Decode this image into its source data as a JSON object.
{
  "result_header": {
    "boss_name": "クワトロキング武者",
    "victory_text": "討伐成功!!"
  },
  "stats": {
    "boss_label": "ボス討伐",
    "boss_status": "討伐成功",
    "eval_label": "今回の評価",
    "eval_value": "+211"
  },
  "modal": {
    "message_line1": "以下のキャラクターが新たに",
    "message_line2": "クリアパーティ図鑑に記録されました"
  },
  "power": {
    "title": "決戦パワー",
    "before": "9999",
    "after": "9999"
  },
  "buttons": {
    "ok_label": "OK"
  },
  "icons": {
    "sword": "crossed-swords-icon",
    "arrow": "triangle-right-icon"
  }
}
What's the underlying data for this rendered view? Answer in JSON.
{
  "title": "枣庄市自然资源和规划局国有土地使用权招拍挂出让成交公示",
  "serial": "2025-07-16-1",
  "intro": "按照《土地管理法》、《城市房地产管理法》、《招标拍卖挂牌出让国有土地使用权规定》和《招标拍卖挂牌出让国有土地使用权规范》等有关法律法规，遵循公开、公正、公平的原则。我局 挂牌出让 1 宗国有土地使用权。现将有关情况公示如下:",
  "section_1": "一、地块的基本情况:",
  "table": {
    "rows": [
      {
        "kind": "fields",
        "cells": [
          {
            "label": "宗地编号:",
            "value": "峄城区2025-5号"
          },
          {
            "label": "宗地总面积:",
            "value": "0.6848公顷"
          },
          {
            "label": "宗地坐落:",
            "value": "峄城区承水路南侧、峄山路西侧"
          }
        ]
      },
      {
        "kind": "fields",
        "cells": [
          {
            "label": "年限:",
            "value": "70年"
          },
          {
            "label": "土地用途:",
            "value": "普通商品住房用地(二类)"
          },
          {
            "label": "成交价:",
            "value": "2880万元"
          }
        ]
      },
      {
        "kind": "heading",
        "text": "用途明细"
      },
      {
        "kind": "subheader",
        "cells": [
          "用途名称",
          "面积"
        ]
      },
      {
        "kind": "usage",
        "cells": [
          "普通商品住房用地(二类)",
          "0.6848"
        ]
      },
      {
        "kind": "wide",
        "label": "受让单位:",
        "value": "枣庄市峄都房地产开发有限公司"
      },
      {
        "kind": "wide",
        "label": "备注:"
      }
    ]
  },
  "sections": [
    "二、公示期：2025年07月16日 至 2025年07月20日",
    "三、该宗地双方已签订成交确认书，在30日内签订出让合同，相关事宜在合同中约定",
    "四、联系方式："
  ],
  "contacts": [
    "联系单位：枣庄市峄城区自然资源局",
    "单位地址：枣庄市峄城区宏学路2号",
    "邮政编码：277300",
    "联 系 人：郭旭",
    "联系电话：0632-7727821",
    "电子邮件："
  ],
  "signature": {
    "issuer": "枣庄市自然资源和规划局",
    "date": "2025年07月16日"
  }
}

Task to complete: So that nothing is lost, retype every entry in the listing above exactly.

Written solution:
Decode this image into its source data as a JSON object.
{
  "result_header": {
    "boss_name": "クワトロキング武者",
    "victory_text": "討伐成功!!"
  },
  "stats": {
    "boss_label": "ボス討伐",
    "boss_status": "討伐成功",
    "eval_label": "今回の評価",
    "eval_value": "+211"
  },
  "modal": {
    "message_line1": "以下のキャラクターが新たに",
    "message_line2": "クリアパーティ図鑑に記録されました"
  },
  "power": {
    "title": "決戦パワー",
    "before": "9999",
    "after": "9999"
  },
  "buttons": {
    "ok_label": "OK"
  },
  "icons": {
    "sword": "crossed-swords-icon",
    "arrow": "triangle-right-icon"
  }
}
What's the underlying data for this rendered view? Answer in JSON.
{
  "title": "枣庄市自然资源和规划局国有土地使用权招拍挂出让成交公示",
  "serial": "2025-07-16-1",
  "intro": "按照《土地管理法》、《城市房地产管理法》、《招标拍卖挂牌出让国有土地使用权规定》和《招标拍卖挂牌出让国有土地使用权规范》等有关法律法规，遵循公开、公正、公平的原则。我局 挂牌出让 1 宗国有土地使用权。现将有关情况公示如下:",
  "section_1": "一、地块的基本情况:",
  "table": {
    "rows": [
      {
        "kind": "fields",
        "cells": [
          {
            "label": "宗地编号:",
            "value": "峄城区2025-5号"
          },
          {
            "label": "宗地总面积:",
            "value": "0.6848公顷"
          },
          {
            "label": "宗地坐落:",
            "value": "峄城区承水路南侧、峄山路西侧"
          }
        ]
      },
      {
        "kind": "fields",
        "cells": [
          {
            "label": "年限:",
            "value": "70年"
          },
          {
            "label": "土地用途:",
            "value": "普通商品住房用地(二类)"
          },
          {
            "label": "成交价:",
            "value": "2880万元"
          }
        ]
      },
      {
        "kind": "heading",
        "text": "用途明细"
      },
      {
        "kind": "subheader",
        "cells": [
          "用途名称",
          "面积"
        ]
      },
      {
        "kind": "usage",
        "cells": [
          "普通商品住房用地(二类)",
          "0.6848"
        ]
      },
      {
        "kind": "wide",
        "label": "受让单位:",
        "value": "枣庄市峄都房地产开发有限公司"
      },
      {
        "kind": "wide",
        "label": "备注:"
      }
    ]
  },
  "sections": [
    "二、公示期：2025年07月16日 至 2025年07月20日",
    "三、该宗地双方已签订成交确认书，在30日内签订出让合同，相关事宜在合同中约定",
    "四、联系方式："
  ],
  "contacts": [
    "联系单位：枣庄市峄城区自然资源局",
    "单位地址：枣庄市峄城区宏学路2号",
    "邮政编码：277300",
    "联 系 人：郭旭",
    "联系电话：0632-7727821",
    "电子邮件："
  ],
  "signature": {
    "issuer": "枣庄市自然资源和规划局",
    "date": "2025年07月16日"
  }
}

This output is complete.